For Petna Ndaliko, you do it through art. In spite of attempts by the Congolese government and militia groups to silence them, Petna created a stage for local youth to express themselves. They sing about oppression, about corruption, and about the people’s ability to overcome.
Art heals. It unites a community. And it can ignite a spark for change. Film can inspire rape survivors to find their voices and tell their stories. From a grassroots level, music moves people to action.
Petna calls himself a small light from which a huge fire starts growing. For many Christians, this echoes Matthew 5:14, “You are the light of the world. A city built on a hill cannot be hidden.”

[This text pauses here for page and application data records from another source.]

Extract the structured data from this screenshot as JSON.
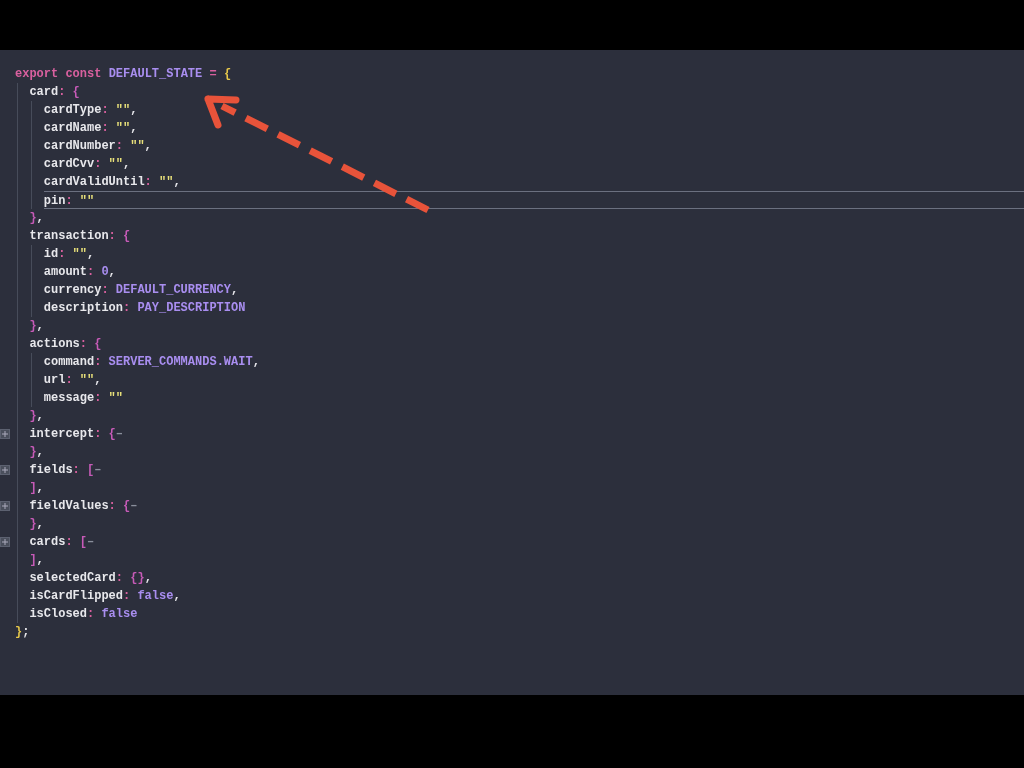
{
  "editor": {
    "lines": [
      {
        "tokens": [
          {
            "kind": "keyword",
            "text": "export"
          },
          {
            "kind": "keyword",
            "text": " const "
          },
          {
            "kind": "constant",
            "text": "DEFAULT_STATE"
          },
          {
            "kind": "operator",
            "text": " = "
          },
          {
            "kind": "brace1",
            "text": "{"
          }
        ],
        "folded": false,
        "current": false,
        "children": [
          {
            "tokens": [
              {
                "kind": "text",
                "text": "card"
              },
              {
                "kind": "operator",
                "text": ": "
              },
              {
                "kind": "brace2",
                "text": "{"
              }
            ],
            "folded": false,
            "current": false,
            "children": [
              {
                "tokens": [
                  {
                    "kind": "text",
                    "text": "cardType"
                  },
                  {
                    "kind": "operator",
                    "text": ": "
                  },
                  {
                    "kind": "string",
                    "text": "\"\""
                  },
                  {
                    "kind": "text",
                    "text": ","
                  }
                ],
                "folded": false,
                "current": false
              },
              {
                "tokens": [
                  {
                    "kind": "text",
                    "text": "cardName"
                  },
                  {
                    "kind": "operator",
                    "text": ": "
                  },
                  {
                    "kind": "string",
                    "text": "\"\""
                  },
                  {
                    "kind": "text",
                    "text": ","
                  }
                ],
                "folded": false,
                "current": false
              },
              {
                "tokens": [
                  {
                    "kind": "text",
                    "text": "cardNumber"
                  },
                  {
                    "kind": "operator",
                    "text": ": "
                  },
                  {
                    "kind": "string",
                    "text": "\"\""
                  },
                  {
                    "kind": "text",
                    "text": ","
                  }
                ],
                "folded": false,
                "current": false
              },
              {
                "tokens": [
                  {
                    "kind": "text",
                    "text": "cardCvv"
                  },
                  {
                    "kind": "operator",
                    "text": ": "
                  },
                  {
                    "kind": "string",
                    "text": "\"\""
                  },
                  {
                    "kind": "text",
                    "text": ","
                  }
                ],
                "folded": false,
                "current": false
              },
              {
                "tokens": [
                  {
                    "kind": "text",
                    "text": "cardValidUntil"
                  },
                  {
                    "kind": "operator",
                    "text": ": "
                  },
                  {
                    "kind": "string",
                    "text": "\"\""
                  },
                  {
                    "kind": "text",
                    "text": ","
                  }
                ],
                "folded": false,
                "current": false
              },
              {
                "tokens": [
                  {
                    "kind": "text",
                    "text": "pin"
                  },
                  {
                    "kind": "operator",
                    "text": ": "
                  },
                  {
                    "kind": "string",
                    "text": "\"\""
                  }
                ],
                "folded": false,
                "current": true
              }
            ]
          },
          {
            "tokens": [
              {
                "kind": "brace2",
                "text": "}"
              },
              {
                "kind": "text",
                "text": ","
              }
            ],
            "folded": false,
            "current": false
          },
          {
            "tokens": [
              {
                "kind": "text",
                "text": "transaction"
              },
              {
                "kind": "operator",
                "text": ": "
              },
              {
                "kind": "brace2",
                "text": "{"
              }
            ],
            "folded": false,
            "current": false,
            "children": [
              {
                "tokens": [
                  {
                    "kind": "text",
                    "text": "id"
                  },
                  {
                    "kind": "operator",
                    "text": ": "
                  },
                  {
                    "kind": "string",
                    "text": "\"\""
                  },
                  {
                    "kind": "text",
                    "text": ","
                  }
                ],
                "folded": false,
                "current": false
              },
              {
                "tokens": [
                  {
                    "kind": "text",
                    "text": "amount"
                  },
                  {
                    "kind": "operator",
                    "text": ": "
                  },
                  {
                    "kind": "constant",
                    "text": "0"
                  },
                  {
                    "kind": "text",
                    "text": ","
                  }
                ],
                "folded": false,
                "current": false
              },
              {
                "tokens": [
                  {
                    "kind": "text",
                    "text": "currency"
                  },
                  {
                    "kind": "operator",
                    "text": ": "
                  },
                  {
                    "kind": "constant",
                    "text": "DEFAULT_CURRENCY"
                  },
                  {
                    "kind": "text",
                    "text": ","
                  }
                ],
                "folded": false,
                "current": false
              },
              {
                "tokens": [
                  {
                    "kind": "text",
                    "text": "description"
                  },
                  {
                    "kind": "operator",
                    "text": ": "
                  },
                  {
                    "kind": "constant",
                    "text": "PAY_DESCRIPTION"
                  }
                ],
                "folded": false,
                "current": false
              }
            ]
          },
          {
            "tokens": [
              {
                "kind": "brace2",
                "text": "}"
              },
              {
                "kind": "text",
                "text": ","
              }
            ],
            "folded": false,
            "current": false
          },
          {
            "tokens": [
              {
                "kind": "text",
                "text": "actions"
              },
              {
                "kind": "operator",
                "text": ": "
              },
              {
                "kind": "brace2",
                "text": "{"
              }
            ],
            "folded": false,
            "current": false,
            "children": [
              {
                "tokens": [
                  {
                    "kind": "text",
                    "text": "command"
                  },
                  {
                    "kind": "operator",
                    "text": ": "
                  },
                  {
                    "kind": "constant",
                    "text": "SERVER_COMMANDS.WAIT"
                  },
                  {
                    "kind": "text",
                    "text": ","
                  }
                ],
                "folded": false,
                "current": false
              },
              {
                "tokens": [
                  {
                    "kind": "text",
                    "text": "url"
                  },
                  {
                    "kind": "operator",
                    "text": ": "
                  },
                  {
                    "kind": "string",
                    "text": "\"\""
                  },
                  {
                    "kind": "text",
                    "text": ","
                  }
                ],
                "folded": false,
                "current": false
              },
              {
                "tokens": [
                  {
                    "kind": "text",
                    "text": "message"
                  },
                  {
                    "kind": "operator",
                    "text": ": "
                  },
                  {
                    "kind": "string",
                    "text": "\"\""
                  }
                ],
                "folded": false,
                "current": false
              }
            ]
          },
          {
            "tokens": [
              {
                "kind": "brace2",
                "text": "}"
              },
              {
                "kind": "text",
                "text": ","
              }
            ],
            "folded": false,
            "current": false
          },
          {
            "tokens": [
              {
                "kind": "text",
                "text": "intercept"
              },
              {
                "kind": "operator",
                "text": ": "
              },
              {
                "kind": "brace2",
                "text": "{"
              },
              {
                "kind": "ellipsis",
                "text": "–"
              }
            ],
            "folded": true,
            "current": false
          },
          {
            "tokens": [
              {
                "kind": "brace2",
                "text": "}"
              },
              {
                "kind": "text",
                "text": ","
              }
            ],
            "folded": false,
            "current": false
          },
          {
            "tokens": [
              {
                "kind": "text",
                "text": "fields"
              },
              {
                "kind": "operator",
                "text": ": "
              },
              {
                "kind": "brace2",
                "text": "["
              },
              {
                "kind": "ellipsis",
                "text": "–"
              }
            ],
            "folded": true,
            "current": false
          },
          {
            "tokens": [
              {
                "kind": "brace2",
                "text": "]"
              },
              {
                "kind": "text",
                "text": ","
              }
            ],
            "folded": false,
            "current": false
          },
          {
            "tokens": [
              {
                "kind": "text",
                "text": "fieldValues"
              },
              {
                "kind": "operator",
                "text": ": "
              },
              {
                "kind": "brace2",
                "text": "{"
              },
              {
                "kind": "ellipsis",
                "text": "–"
              }
            ],
            "folded": true,
            "current": false
          },
          {
            "tokens": [
              {
                "kind": "brace2",
                "text": "}"
              },
              {
                "kind": "text",
                "text": ","
              }
            ],
            "folded": false,
            "current": false
          },
          {
            "tokens": [
              {
                "kind": "text",
                "text": "cards"
              },
              {
                "kind": "operator",
                "text": ": "
              },
              {
                "kind": "brace2",
                "text": "["
              },
              {
                "kind": "ellipsis",
                "text": "–"
              }
            ],
            "folded": true,
            "current": false
          },
          {
            "tokens": [
              {
                "kind": "brace2",
                "text": "]"
              },
              {
                "kind": "text",
                "text": ","
              }
            ],
            "folded": false,
            "current": false
          },
          {
            "tokens": [
              {
                "kind": "text",
                "text": "selectedCard"
              },
              {
                "kind": "operator",
                "text": ": "
              },
              {
                "kind": "brace2",
                "text": "{}"
              },
              {
                "kind": "text",
                "text": ","
              }
            ],
            "folded": false,
            "current": false
          },
          {
            "tokens": [
              {
                "kind": "text",
                "text": "isCardFlipped"
              },
              {
                "kind": "operator",
                "text": ": "
              },
              {
                "kind": "constant",
                "text": "false"
              },
              {
                "kind": "text",
                "text": ","
              }
            ],
            "folded": false,
            "current": false
          },
          {
            "tokens": [
              {
                "kind": "text",
                "text": "isClosed"
              },
              {
                "kind": "operator",
                "text": ": "
              },
              {
                "kind": "constant",
                "text": "false"
              }
            ],
            "folded": false,
            "current": false
          }
        ]
      },
      {
        "tokens": [
          {
            "kind": "brace1",
            "text": "}"
          },
          {
            "kind": "text",
            "text": ";"
          }
        ],
        "folded": false,
        "current": false
      }
    ]
  }
}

Petna’s hope is for the flame to spread through the youth of Congo, to carry the message of hope forward to future generations, finding creative ways to combat injustice.
Bright bold text danced across expansive white-framed serigraphs lining our college student center. The first moment I set foot on my college campus, Westmont College in Santa Barbara, Calif., the artwork of Sister Mary Corita Kent captured my heart and imagination.
One playful print, about the bread of life, features the signature bold red yellow and blue Wonder Bread wrapper.
Another featured Beatles lyrics: “I get by with a little help from my friends.”
One, playing on the name of the West Coast grocery chain “SafeWay,” points to the One who called himself “the Way.”
Another — the commentary of one Roman Catholic upon another?— employed Scripture to reference JFK: “There was a man sent from God whose name was John.”
Yet another, in patriotic red, white and blue, features the words of Camus, “I should like to be able to love my country and still love justice.”
At 18, not yet knowing myself to be called as a bearer of color and words and truth, my voice was unleashed by the prophetic artwork of Sister Corita.
++ Join us in showing our appreciation for Catholic women religious (aka nuns or "sisters") on Thank-a-Nun Day, May 9. Click HERE to send a thank-you note online. ++
Why I’m not an evangelical … and why I am:
“Evangelical” is a dirty word in the New York art world. A friend, an artist, told me that before she understood the claims of the Bible, she thought Christianity was a weird political group, and evangelicals the most extreme and terrifying. Whenever this word is raised, the next statement is “oh no, you are not one of them, are you?!”
Then, I usually say,“well, it depends on what you mean by the word ‘evangelical,’” followed by a confession, “I am not sure if I am an evangelical but let’s do talk about what the word actually means.”
People often assume that I am of the evangelical persuasion because I have been associated with many churches and Christian organizations. I just completed a major project for the 400th Anniversary of King James Bible. I was even appointed by President George W. Bush to the National Council on the Arts. People in the art world assume that if you have anything to do with President Bush and the Bible then you must be an evangelical.